So far, I’ve only had two contractors who didn’t work out and they were two of the first I engaged. I’ve learnt a lot since then.
I now have five ongoing contractors who do all my repetitive and administrative work every week, they are based in the Philippines, Kenya and Australia. I communicate with them via email, Skype and video and at the end of every day, they report in and show me what they’ve achieved that day. I can monitor their work while they’re online doing it via the website platform that I book them through and I also have an iPhone and iPad app so I can do same when I’m on the road. I can also message them directly via both.
It has saved me an unbelievable amount of time and energy and allowed me to focus on the skills I actually get paid for rather than the day to day grind stuff that just has to be done in every business big and small.
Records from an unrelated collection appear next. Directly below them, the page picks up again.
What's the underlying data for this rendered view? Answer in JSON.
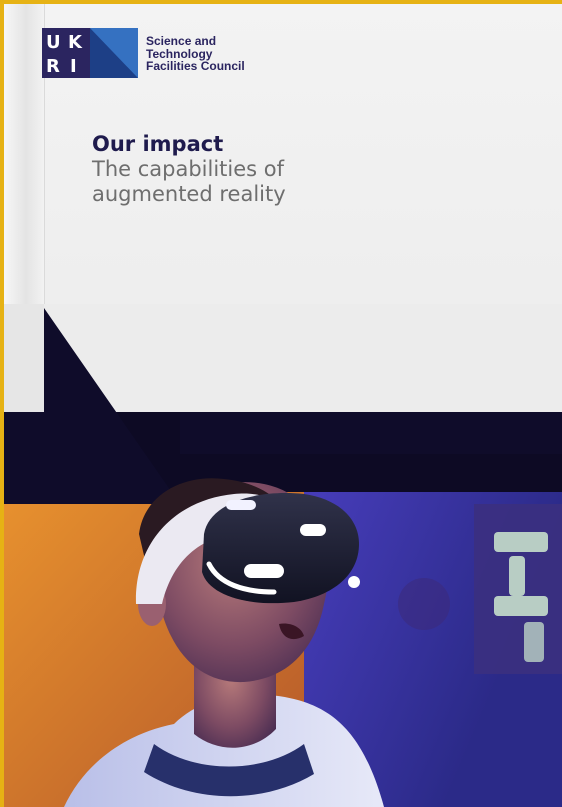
{
  "brand": {
    "logo_name": "UKRI",
    "logo_letters": [
      "U",
      "K",
      "R",
      "I"
    ],
    "council_line1": "Science and",
    "council_line2": "Technology",
    "council_line3": "Facilities Council",
    "colors": {
      "navy": "#2b2560",
      "blue": "#2d66b5",
      "accent_yellow": "#e6b214"
    }
  },
  "cover": {
    "title": "Our impact",
    "subtitle": "The capabilities of augmented reality",
    "image_subject": "Person wearing a virtual reality headset in a room lit by purple and orange light"
  }
}
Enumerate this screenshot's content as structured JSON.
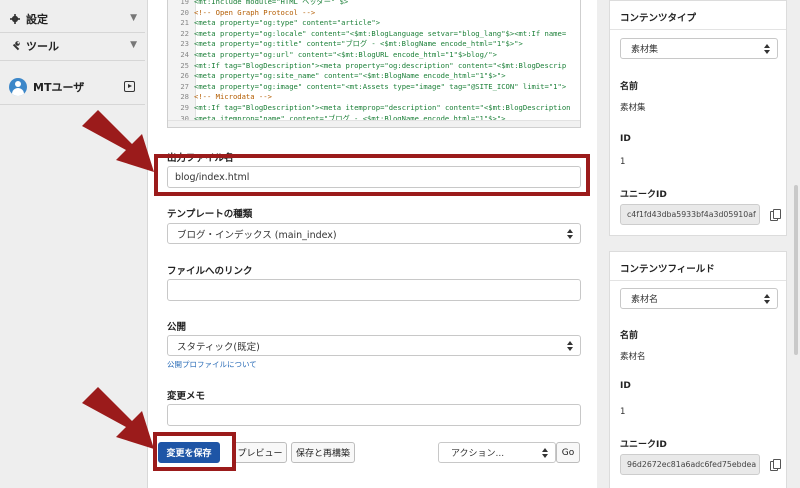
{
  "sidebar": {
    "items": [
      {
        "label": "設定"
      },
      {
        "label": "ツール"
      }
    ],
    "user": {
      "name": "MTユーザ"
    }
  },
  "code": {
    "lines": [
      {
        "no": "19",
        "text": "<mt:Include module=\"HTML ヘッダー\" $>",
        "kind": "tag"
      },
      {
        "no": "20",
        "text": "<!-- Open Graph Protocol -->",
        "kind": "comment"
      },
      {
        "no": "21",
        "text": "<meta property=\"og:type\" content=\"article\">",
        "kind": "tag"
      },
      {
        "no": "22",
        "text": "<meta property=\"og:locale\" content=\"<$mt:BlogLanguage setvar=\"blog_lang\"$><mt:If name=",
        "kind": "tag"
      },
      {
        "no": "23",
        "text": "<meta property=\"og:title\" content=\"ブログ - <$mt:BlogName encode_html=\"1\"$>\">",
        "kind": "tag"
      },
      {
        "no": "24",
        "text": "<meta property=\"og:url\" content=\"<$mt:BlogURL encode_html=\"1\"$>blog/\">",
        "kind": "tag"
      },
      {
        "no": "25",
        "text": "<mt:If tag=\"BlogDescription\"><meta property=\"og:description\" content=\"<$mt:BlogDescrip",
        "kind": "tag"
      },
      {
        "no": "26",
        "text": "<meta property=\"og:site_name\" content=\"<$mt:BlogName encode_html=\"1\"$>\">",
        "kind": "tag"
      },
      {
        "no": "27",
        "text": "<meta property=\"og:image\" content=\"<mt:Assets type=\"image\" tag=\"@SITE_ICON\" limit=\"1\">",
        "kind": "tag"
      },
      {
        "no": "28",
        "text": "<!-- Microdata -->",
        "kind": "comment"
      },
      {
        "no": "29",
        "text": "<mt:If tag=\"BlogDescription\"><meta itemprop=\"description\" content=\"<$mt:BlogDescription",
        "kind": "tag"
      },
      {
        "no": "30",
        "text": "<meta itemprop=\"name\" content=\"ブログ - <$mt:BlogName encode_html=\"1\"$>\">",
        "kind": "tag"
      }
    ]
  },
  "form": {
    "output_file": {
      "label": "出力ファイル名",
      "value": "blog/index.html"
    },
    "template_type": {
      "label": "テンプレートの種類",
      "value": "ブログ・インデックス (main_index)"
    },
    "file_link": {
      "label": "ファイルへのリンク",
      "value": ""
    },
    "publish": {
      "label": "公開",
      "value": "スタティック(既定)",
      "help_link": "公開プロファイルについて"
    },
    "change_memo": {
      "label": "変更メモ",
      "value": ""
    }
  },
  "actions": {
    "save_label": "変更を保存",
    "preview_label": "プレビュー",
    "save_rebuild_label": "保存と再構築",
    "action_select": "アクション...",
    "go_label": "Go"
  },
  "panel": {
    "content_type": {
      "title": "コンテンツタイプ",
      "select_value": "素材集",
      "name_label": "名前",
      "name_value": "素材集",
      "id_label": "ID",
      "id_value": "1",
      "uid_label": "ユニークID",
      "uid_value": "c4f1fd43dba5933bf4a3d05910af"
    },
    "content_field": {
      "title": "コンテンツフィールド",
      "select_value": "素材名",
      "name_label": "名前",
      "name_value": "素材名",
      "id_label": "ID",
      "id_value": "1",
      "uid_label": "ユニークID",
      "uid_value": "96d2672ec81a6adc6fed75ebdea"
    }
  },
  "colors": {
    "annotation_red": "#9b1b1b",
    "primary_blue": "#1e55a6",
    "link_blue": "#2a6cb7"
  },
  "icons": {
    "settings": "gear-icon",
    "tools": "wrench-icon",
    "annotation": "red-arrow-icon"
  }
}
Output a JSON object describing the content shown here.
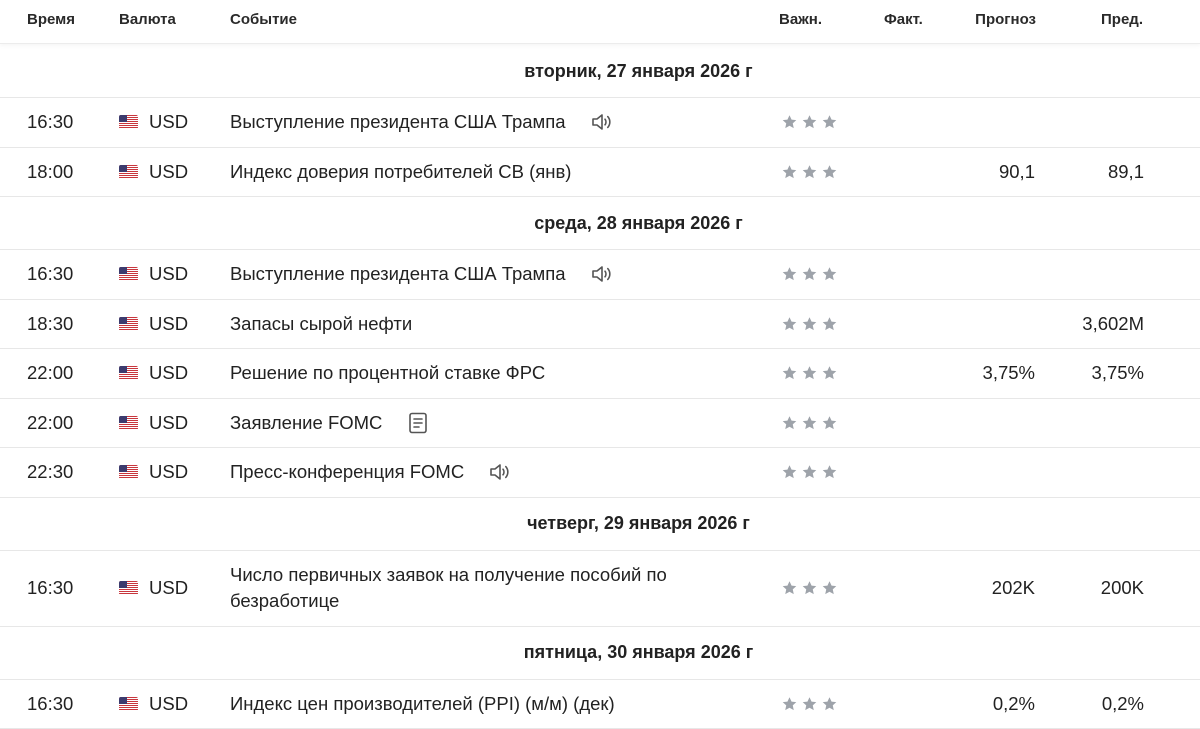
{
  "columns": {
    "time": "Время",
    "currency": "Валюта",
    "event": "Событие",
    "importance": "Важн.",
    "actual": "Факт.",
    "forecast": "Прогноз",
    "previous": "Пред."
  },
  "colors": {
    "star_inactive": "#9ea3aa",
    "divider": "#e7e7e7",
    "text": "#222222"
  },
  "days": [
    {
      "label": "вторник, 27 января 2026 г",
      "events": [
        {
          "time": "16:30",
          "currency": "USD",
          "flag": "us-flag-icon",
          "event": "Выступление президента США Трампа",
          "icon": "speaker-icon",
          "importance": 3,
          "actual": "",
          "forecast": "",
          "previous": ""
        },
        {
          "time": "18:00",
          "currency": "USD",
          "flag": "us-flag-icon",
          "event": "Индекс доверия потребителей CB  (янв)",
          "icon": "",
          "importance": 3,
          "actual": "",
          "forecast": "90,1",
          "previous": "89,1"
        }
      ]
    },
    {
      "label": "среда, 28 января 2026 г",
      "events": [
        {
          "time": "16:30",
          "currency": "USD",
          "flag": "us-flag-icon",
          "event": "Выступление президента США Трампа",
          "icon": "speaker-icon",
          "importance": 3,
          "actual": "",
          "forecast": "",
          "previous": ""
        },
        {
          "time": "18:30",
          "currency": "USD",
          "flag": "us-flag-icon",
          "event": "Запасы сырой нефти",
          "icon": "",
          "importance": 3,
          "actual": "",
          "forecast": "",
          "previous": "3,602M"
        },
        {
          "time": "22:00",
          "currency": "USD",
          "flag": "us-flag-icon",
          "event": "Решение по процентной ставке ФРС",
          "icon": "",
          "importance": 3,
          "actual": "",
          "forecast": "3,75%",
          "previous": "3,75%"
        },
        {
          "time": "22:00",
          "currency": "USD",
          "flag": "us-flag-icon",
          "event": "Заявление FOMC",
          "icon": "document-icon",
          "importance": 3,
          "actual": "",
          "forecast": "",
          "previous": ""
        },
        {
          "time": "22:30",
          "currency": "USD",
          "flag": "us-flag-icon",
          "event": "Пресс-конференция FOMC",
          "icon": "speaker-icon",
          "importance": 3,
          "actual": "",
          "forecast": "",
          "previous": ""
        }
      ]
    },
    {
      "label": "четверг, 29 января 2026 г",
      "events": [
        {
          "time": "16:30",
          "currency": "USD",
          "flag": "us-flag-icon",
          "event": "Число первичных заявок на получение пособий по безработице",
          "icon": "",
          "importance": 3,
          "actual": "",
          "forecast": "202K",
          "previous": "200K",
          "wrap": true
        }
      ]
    },
    {
      "label": "пятница, 30 января 2026 г",
      "events": [
        {
          "time": "16:30",
          "currency": "USD",
          "flag": "us-flag-icon",
          "event": "Индекс цен производителей (PPI) (м/м) (дек)",
          "icon": "",
          "importance": 3,
          "actual": "",
          "forecast": "0,2%",
          "previous": "0,2%"
        }
      ]
    }
  ]
}
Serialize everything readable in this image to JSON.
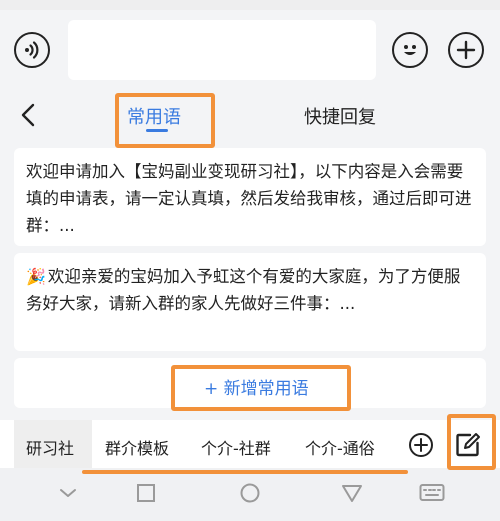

I would never have crowd sourced had a situation not arisen where I had no choice and now I’m wondering how I managed on my own for so long. No wonder I went grey overnight.
Just a few extra things however I would stress you keep in mind before you consider crowd sourcing…
- Make sure you actually know how to do the task you want to outsourced. If not, there is enormous room for error and undue expense. You really must know back to front how to do the task yourself so you can firstly ascertain if the person your hiring has the necessary knowledge, skills and experience to do it and whether or not the hourly rate you’re paying is justified and the time they take to do it. If you don’t know, ask someone who does that you trust and get them to help you write the brief and interview the contractors.
- Don’t outsource sensitive content. Leave that to people you know and trust.
- Only give access to your social media accounts (twitter, Facebook other social media platforms if your using people for social media management or research) for the length of the task, then change your passwords. If you’re giving access to Facebook, have the contractor LIKE your business page then make them an admin, rather than give them your login details, you can always remove the admin privilege when the task is over.
- For contractors that do a great job, reward them every now and then with a little bonus. Usually send them a money gift via PayPal just to say thank you, you’d be surprised how much loyalty it generates.
If you’re thinking of crowd sourcing and would like any further information or advice, contact me, or register your interest for my soon to be released online program ‘I Need Another Me‘ launching soon.